───── Stored data

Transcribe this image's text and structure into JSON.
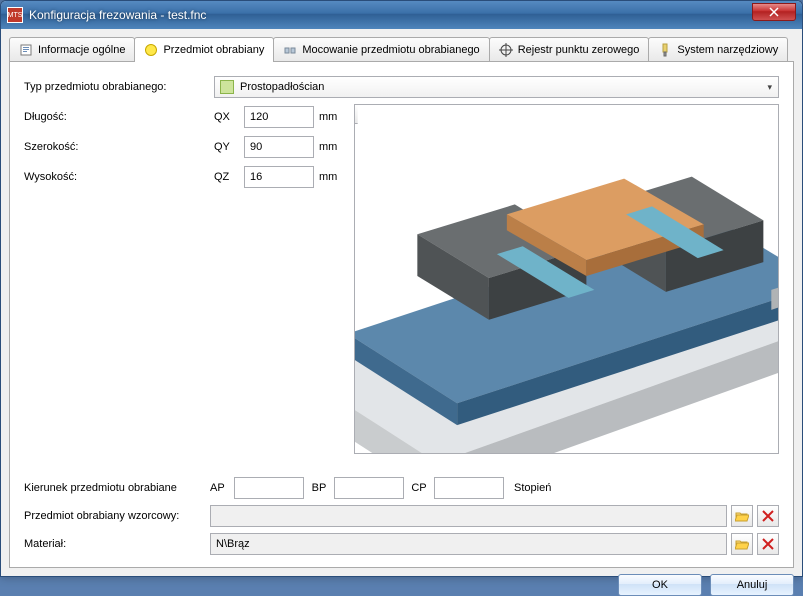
{
  "window": {
    "title": "Konfiguracja frezowania - test.fnc"
  },
  "tabs": {
    "info": "Informacje ogólne",
    "workpiece": "Przedmiot obrabiany",
    "clamping": "Mocowanie przedmiotu obrabianego",
    "zero": "Rejestr punktu zerowego",
    "tooling": "System narzędziowy"
  },
  "form": {
    "type_label": "Typ przedmiotu obrabianego:",
    "type_value": "Prostopadłościan",
    "length_label": "Długość:",
    "length_code": "QX",
    "length_value": "120",
    "width_label": "Szerokość:",
    "width_code": "QY",
    "width_value": "90",
    "height_label": "Wysokość:",
    "height_code": "QZ",
    "height_value": "16",
    "unit": "mm",
    "direction_label": "Kierunek przedmiotu obrabiane",
    "ap_label": "AP",
    "ap_value": "",
    "bp_label": "BP",
    "bp_value": "",
    "cp_label": "CP",
    "cp_value": "",
    "degree_label": "Stopień",
    "template_label": "Przedmiot obrabiany wzorcowy:",
    "template_value": "",
    "material_label": "Materiał:",
    "material_value": "N\\Brąz"
  },
  "buttons": {
    "ok": "OK",
    "cancel": "Anuluj"
  }
}
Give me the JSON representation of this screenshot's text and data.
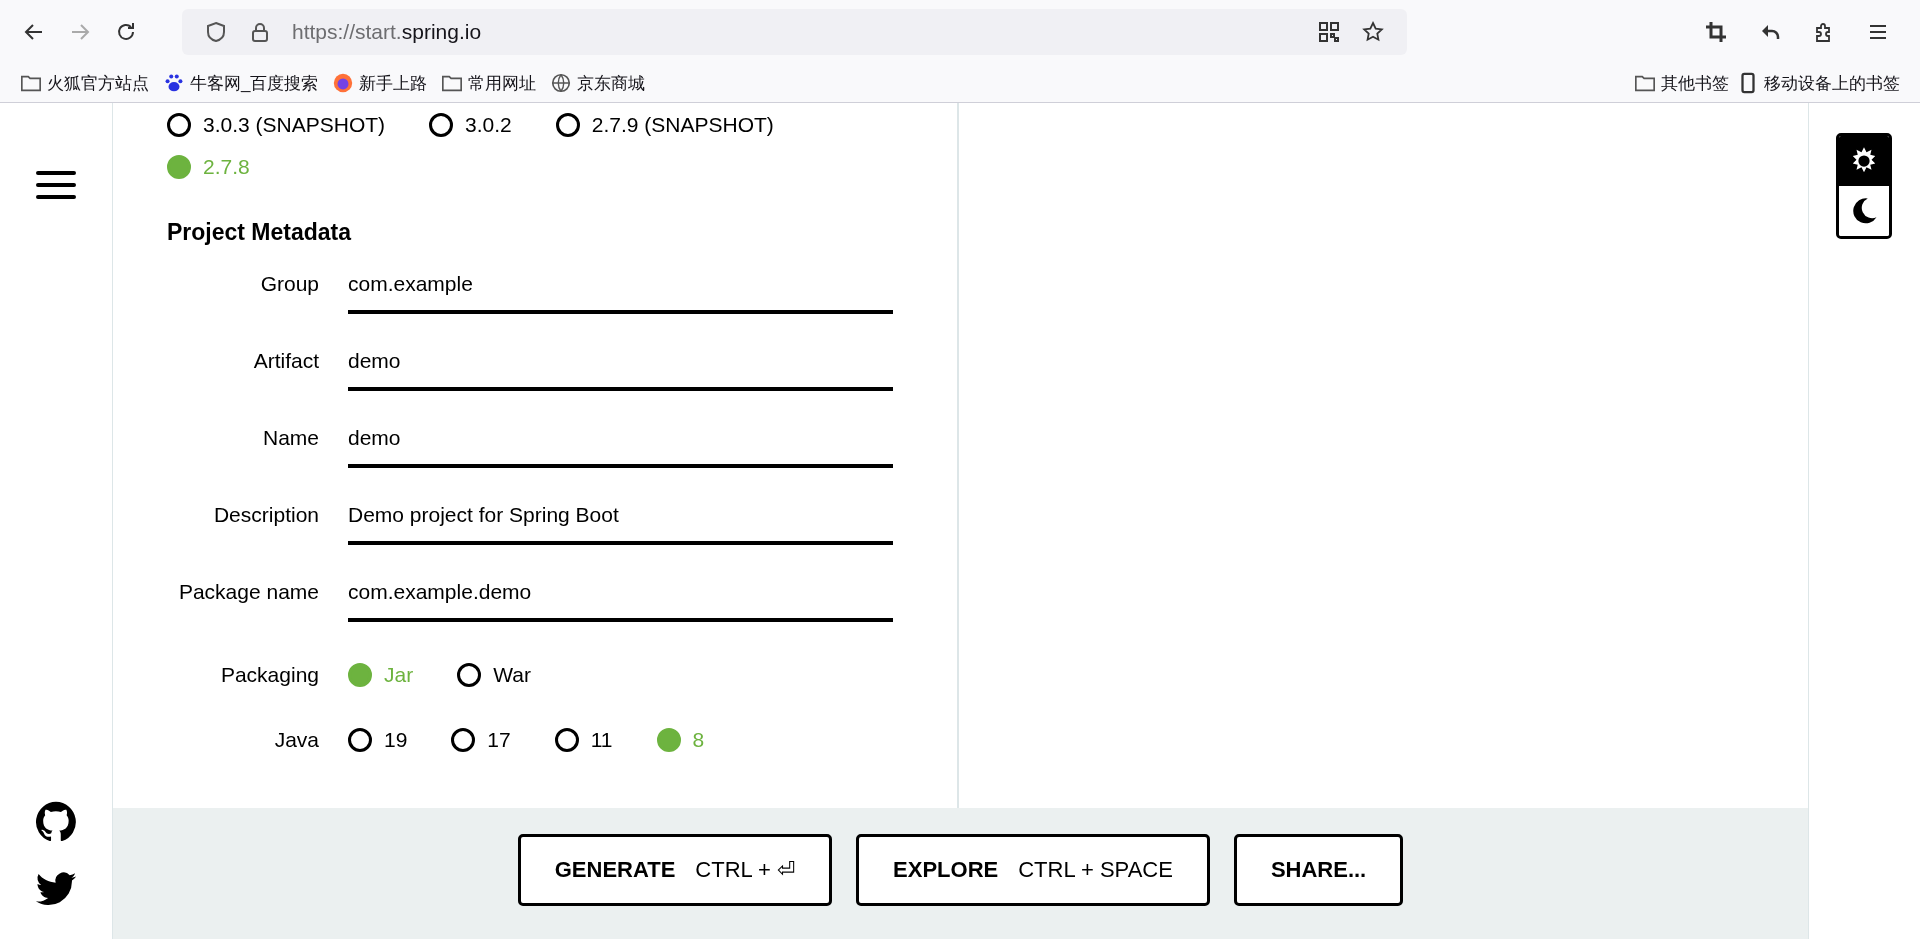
{
  "browser": {
    "url_prefix": "https://start.",
    "url_host": "spring.io",
    "bookmarks": [
      {
        "label": "火狐官方站点",
        "kind": "folder"
      },
      {
        "label": "牛客网_百度搜索",
        "kind": "paw"
      },
      {
        "label": "新手上路",
        "kind": "fox"
      },
      {
        "label": "常用网址",
        "kind": "folder"
      },
      {
        "label": "京东商城",
        "kind": "globe"
      }
    ],
    "other_bookmarks": [
      {
        "label": "其他书签",
        "kind": "folder"
      },
      {
        "label": "移动设备上的书签",
        "kind": "mobile"
      }
    ]
  },
  "spring_boot_versions": [
    {
      "label": "3.0.3 (SNAPSHOT)",
      "selected": false
    },
    {
      "label": "3.0.2",
      "selected": false
    },
    {
      "label": "2.7.9 (SNAPSHOT)",
      "selected": false
    },
    {
      "label": "2.7.8",
      "selected": true
    }
  ],
  "project_metadata": {
    "title": "Project Metadata",
    "fields": [
      {
        "label": "Group",
        "value": "com.example"
      },
      {
        "label": "Artifact",
        "value": "demo"
      },
      {
        "label": "Name",
        "value": "demo"
      },
      {
        "label": "Description",
        "value": "Demo project for Spring Boot"
      },
      {
        "label": "Package name",
        "value": "com.example.demo"
      }
    ],
    "choices": [
      {
        "label": "Packaging",
        "options": [
          {
            "label": "Jar",
            "selected": true
          },
          {
            "label": "War",
            "selected": false
          }
        ]
      },
      {
        "label": "Java",
        "options": [
          {
            "label": "19",
            "selected": false
          },
          {
            "label": "17",
            "selected": false
          },
          {
            "label": "11",
            "selected": false
          },
          {
            "label": "8",
            "selected": true
          }
        ]
      }
    ]
  },
  "actions": [
    {
      "label": "GENERATE",
      "shortcut": "CTRL + ⏎"
    },
    {
      "label": "EXPLORE",
      "shortcut": "CTRL + SPACE"
    },
    {
      "label": "SHARE..."
    }
  ]
}
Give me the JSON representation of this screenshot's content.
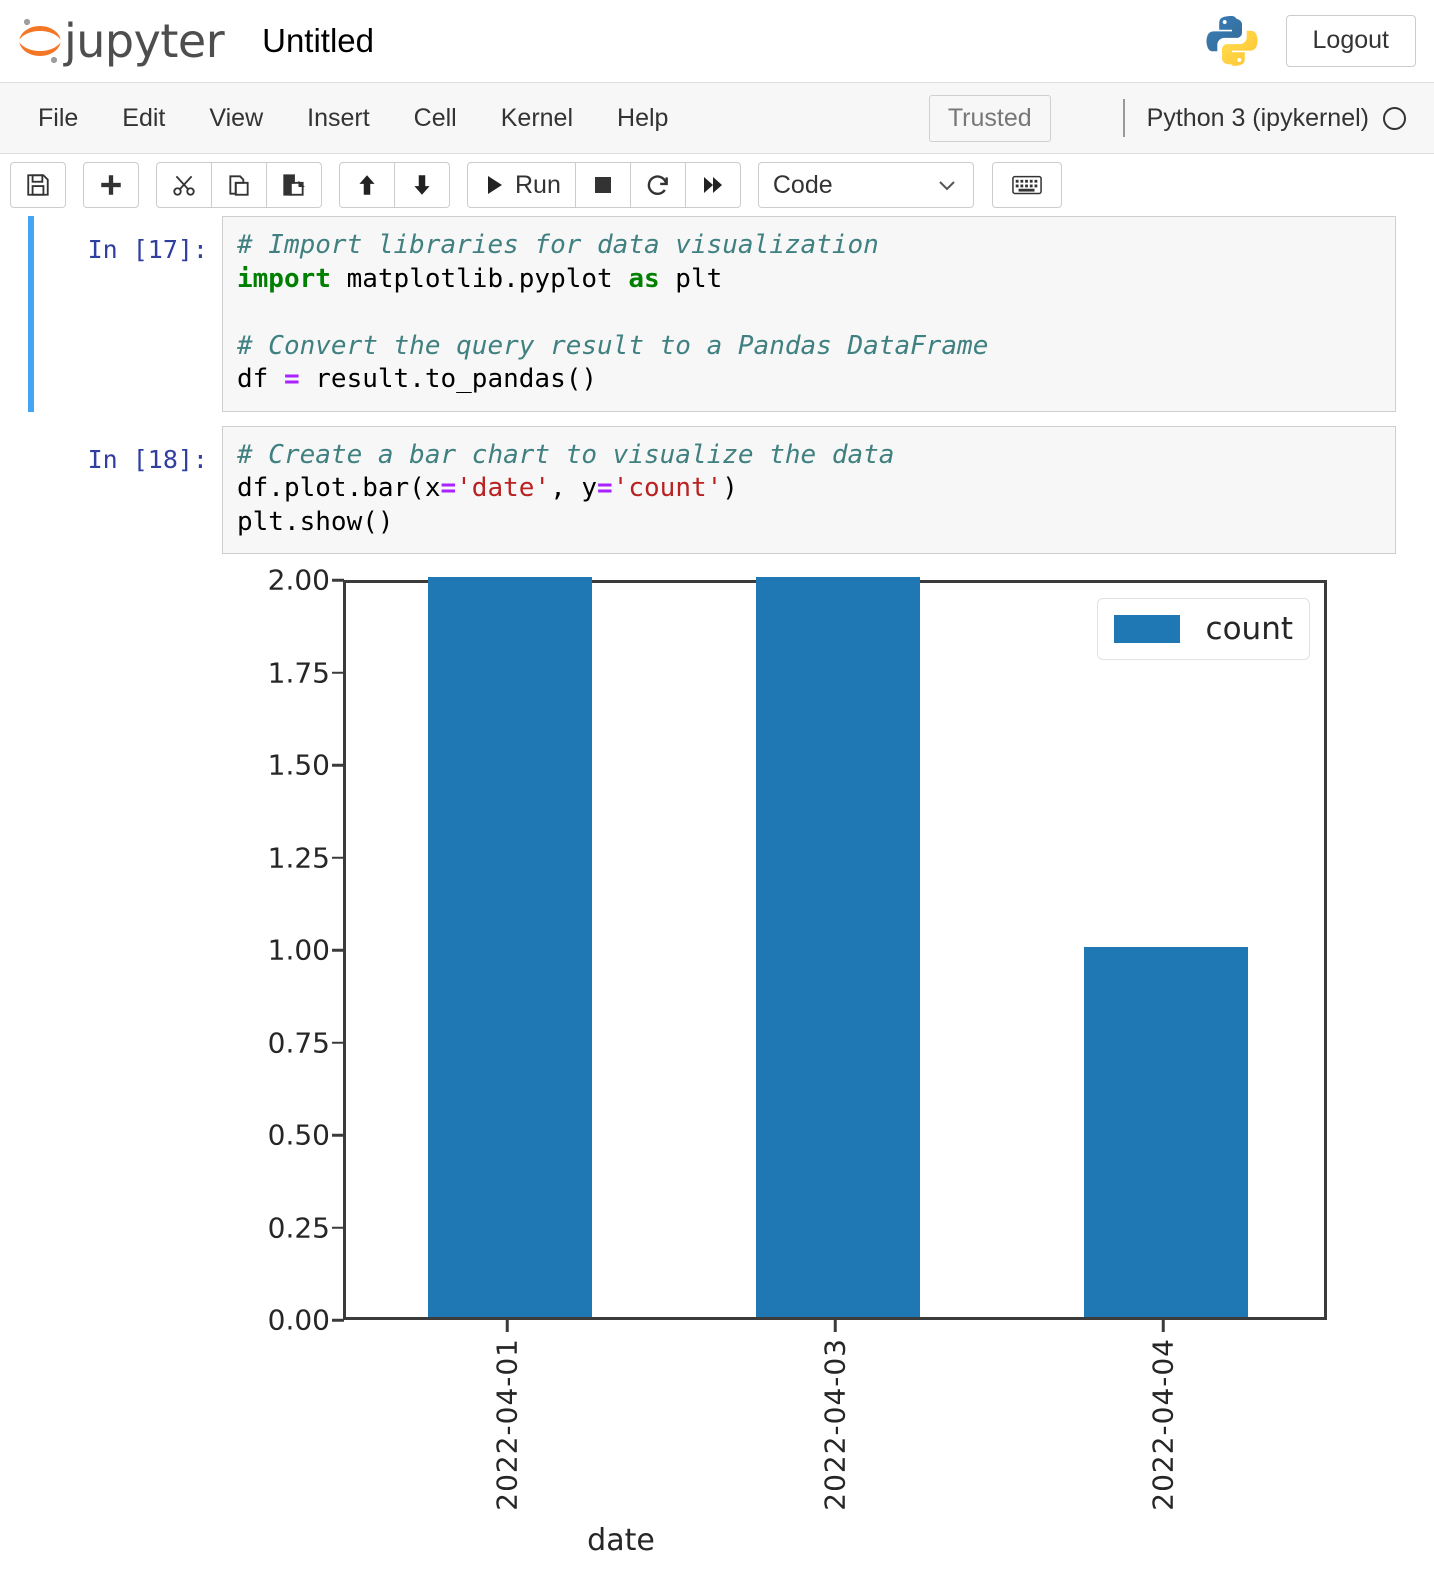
{
  "header": {
    "logo_text": "jupyter",
    "logo_icon": "jupyter-logo-icon",
    "notebook_title": "Untitled",
    "python_icon": "python-logo-icon",
    "logout_label": "Logout"
  },
  "menubar": {
    "items": [
      {
        "label": "File"
      },
      {
        "label": "Edit"
      },
      {
        "label": "View"
      },
      {
        "label": "Insert"
      },
      {
        "label": "Cell"
      },
      {
        "label": "Kernel"
      },
      {
        "label": "Help"
      }
    ],
    "trusted_label": "Trusted",
    "kernel_name": "Python 3 (ipykernel)",
    "kernel_status_icon": "kernel-idle-circle-icon"
  },
  "toolbar": {
    "save_icon": "save-floppy-icon",
    "add_icon": "plus-icon",
    "cut_icon": "scissors-icon",
    "copy_icon": "copy-icon",
    "paste_icon": "paste-icon",
    "move_up_icon": "arrow-up-icon",
    "move_down_icon": "arrow-down-icon",
    "run_icon": "play-icon",
    "run_label": "Run",
    "stop_icon": "stop-square-icon",
    "restart_icon": "restart-circular-arrow-icon",
    "restart_run_all_icon": "fast-forward-icon",
    "celltype_value": "Code",
    "celltype_chevron_icon": "chevron-down-icon",
    "keyboard_icon": "keyboard-icon"
  },
  "cells": [
    {
      "prompt": "In [17]:",
      "selected": true,
      "lines": [
        [
          {
            "t": "# Import libraries for data visualization",
            "c": "c-comment"
          }
        ],
        [
          {
            "t": "import",
            "c": "c-kw"
          },
          {
            "t": " matplotlib.pyplot ",
            "c": ""
          },
          {
            "t": "as",
            "c": "c-kw"
          },
          {
            "t": " plt",
            "c": ""
          }
        ],
        [
          {
            "t": "",
            "c": ""
          }
        ],
        [
          {
            "t": "# Convert the query result to a Pandas DataFrame",
            "c": "c-comment"
          }
        ],
        [
          {
            "t": "df ",
            "c": ""
          },
          {
            "t": "=",
            "c": "c-op"
          },
          {
            "t": " result.to_pandas()",
            "c": ""
          }
        ]
      ]
    },
    {
      "prompt": "In [18]:",
      "selected": false,
      "lines": [
        [
          {
            "t": "# Create a bar chart to visualize the data",
            "c": "c-comment"
          }
        ],
        [
          {
            "t": "df.plot.bar(x",
            "c": ""
          },
          {
            "t": "=",
            "c": "c-op"
          },
          {
            "t": "'date'",
            "c": "c-str"
          },
          {
            "t": ", y",
            "c": ""
          },
          {
            "t": "=",
            "c": "c-op"
          },
          {
            "t": "'count'",
            "c": "c-str"
          },
          {
            "t": ")",
            "c": ""
          }
        ],
        [
          {
            "t": "plt.show()",
            "c": ""
          }
        ]
      ]
    }
  ],
  "chart_data": {
    "type": "bar",
    "title": "",
    "xlabel": "date",
    "ylabel": "",
    "categories": [
      "2022-04-01",
      "2022-04-03",
      "2022-04-04"
    ],
    "series": [
      {
        "name": "count",
        "values": [
          2,
          2,
          1
        ],
        "color": "#1f77b4"
      }
    ],
    "ylim": [
      0,
      2
    ],
    "yticks": [
      "0.00",
      "0.25",
      "0.50",
      "0.75",
      "1.00",
      "1.25",
      "1.50",
      "1.75",
      "2.00"
    ],
    "ytick_values": [
      0,
      0.25,
      0.5,
      0.75,
      1.0,
      1.25,
      1.5,
      1.75,
      2.0
    ],
    "grid": false,
    "legend_position": "upper right",
    "legend_entries": [
      "count"
    ]
  }
}
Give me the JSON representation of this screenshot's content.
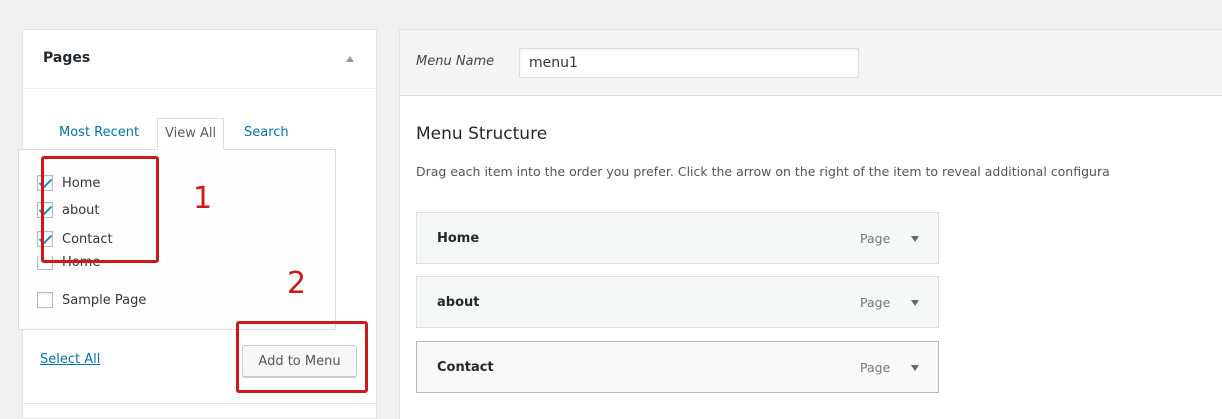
{
  "pages_panel": {
    "title": "Pages",
    "tabs": [
      {
        "label": "Most Recent"
      },
      {
        "label": "View All",
        "active": true
      },
      {
        "label": "Search"
      }
    ],
    "items": [
      {
        "label": "Home",
        "checked": true
      },
      {
        "label": "about",
        "checked": true
      },
      {
        "label": "Contact",
        "checked": true
      },
      {
        "label": "Home",
        "checked": false
      },
      {
        "label": "Sample Page",
        "checked": false
      }
    ],
    "select_all_label": "Select All",
    "add_button_label": "Add to Menu"
  },
  "annotations": {
    "marker_1": "1",
    "marker_2": "2",
    "color": "#cc1a1a"
  },
  "menu": {
    "name_label": "Menu Name",
    "name_value": "menu1",
    "structure_title": "Menu Structure",
    "structure_description": "Drag each item into the order you prefer. Click the arrow on the right of the item to reveal additional configura",
    "items": [
      {
        "title": "Home",
        "type": "Page"
      },
      {
        "title": "about",
        "type": "Page"
      },
      {
        "title": "Contact",
        "type": "Page"
      }
    ]
  },
  "colors": {
    "link": "#0073aa",
    "background": "#f1f1f1",
    "checkmark": "#1e8cbe"
  },
  "icons": {
    "collapse": "triangle-up-icon",
    "checkbox_check": "checkmark-icon",
    "menu_item_expand": "triangle-down-icon"
  }
}
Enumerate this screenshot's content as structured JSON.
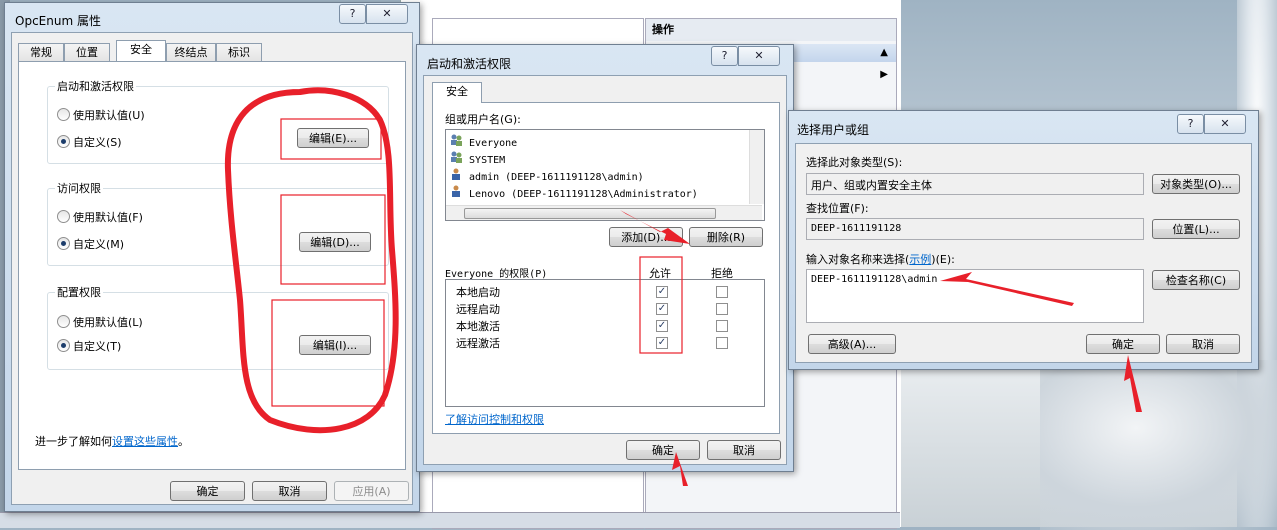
{
  "background": {
    "mmc_right_header": "操作"
  },
  "opcenum_dialog": {
    "title": "OpcEnum 属性",
    "help": "?",
    "close": "✕",
    "tabs": [
      "常规",
      "位置",
      "安全",
      "终结点",
      "标识"
    ],
    "active_tab": "安全",
    "groups": [
      {
        "title": "启动和激活权限",
        "radio_default": "使用默认值(U)",
        "radio_custom": "自定义(S)",
        "edit_button": "编辑(E)..."
      },
      {
        "title": "访问权限",
        "radio_default": "使用默认值(F)",
        "radio_custom": "自定义(M)",
        "edit_button": "编辑(D)..."
      },
      {
        "title": "配置权限",
        "radio_default": "使用默认值(L)",
        "radio_custom": "自定义(T)",
        "edit_button": "编辑(I)..."
      }
    ],
    "learn_more_prefix": "进一步了解如何",
    "learn_more_link": "设置这些属性",
    "learn_more_suffix": "。",
    "ok": "确定",
    "cancel": "取消",
    "apply": "应用(A)"
  },
  "launch_dialog": {
    "title": "启动和激活权限",
    "help": "?",
    "close": "✕",
    "tab": "安全",
    "group_users_label": "组或用户名(G):",
    "users": [
      "Everyone",
      "SYSTEM",
      "admin (DEEP-1611191128\\admin)",
      "Lenovo (DEEP-1611191128\\Administrator)"
    ],
    "add": "添加(D)...",
    "remove": "删除(R)",
    "perm_label": "Everyone 的权限(P)",
    "allow": "允许",
    "deny": "拒绝",
    "permissions": [
      {
        "name": "本地启动",
        "allow": true,
        "deny": false
      },
      {
        "name": "远程启动",
        "allow": true,
        "deny": false
      },
      {
        "name": "本地激活",
        "allow": true,
        "deny": false
      },
      {
        "name": "远程激活",
        "allow": true,
        "deny": false
      }
    ],
    "learn_link": "了解访问控制和权限",
    "ok": "确定",
    "cancel": "取消"
  },
  "select_dialog": {
    "title": "选择用户或组",
    "help": "?",
    "close": "✕",
    "obj_type_label": "选择此对象类型(S):",
    "obj_type_value": "用户、组或内置安全主体",
    "obj_type_btn": "对象类型(O)...",
    "location_label": "查找位置(F):",
    "location_value": "DEEP-1611191128",
    "location_btn": "位置(L)...",
    "enter_label_prefix": "输入对象名称来选择(",
    "enter_label_link": "示例",
    "enter_label_suffix": ")(E):",
    "enter_value": "DEEP-1611191128\\admin",
    "check_btn": "检查名称(C)",
    "advanced_btn": "高级(A)...",
    "ok": "确定",
    "cancel": "取消"
  },
  "annotation_color": "#e8202a"
}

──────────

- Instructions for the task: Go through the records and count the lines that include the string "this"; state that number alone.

- Exercise output: 5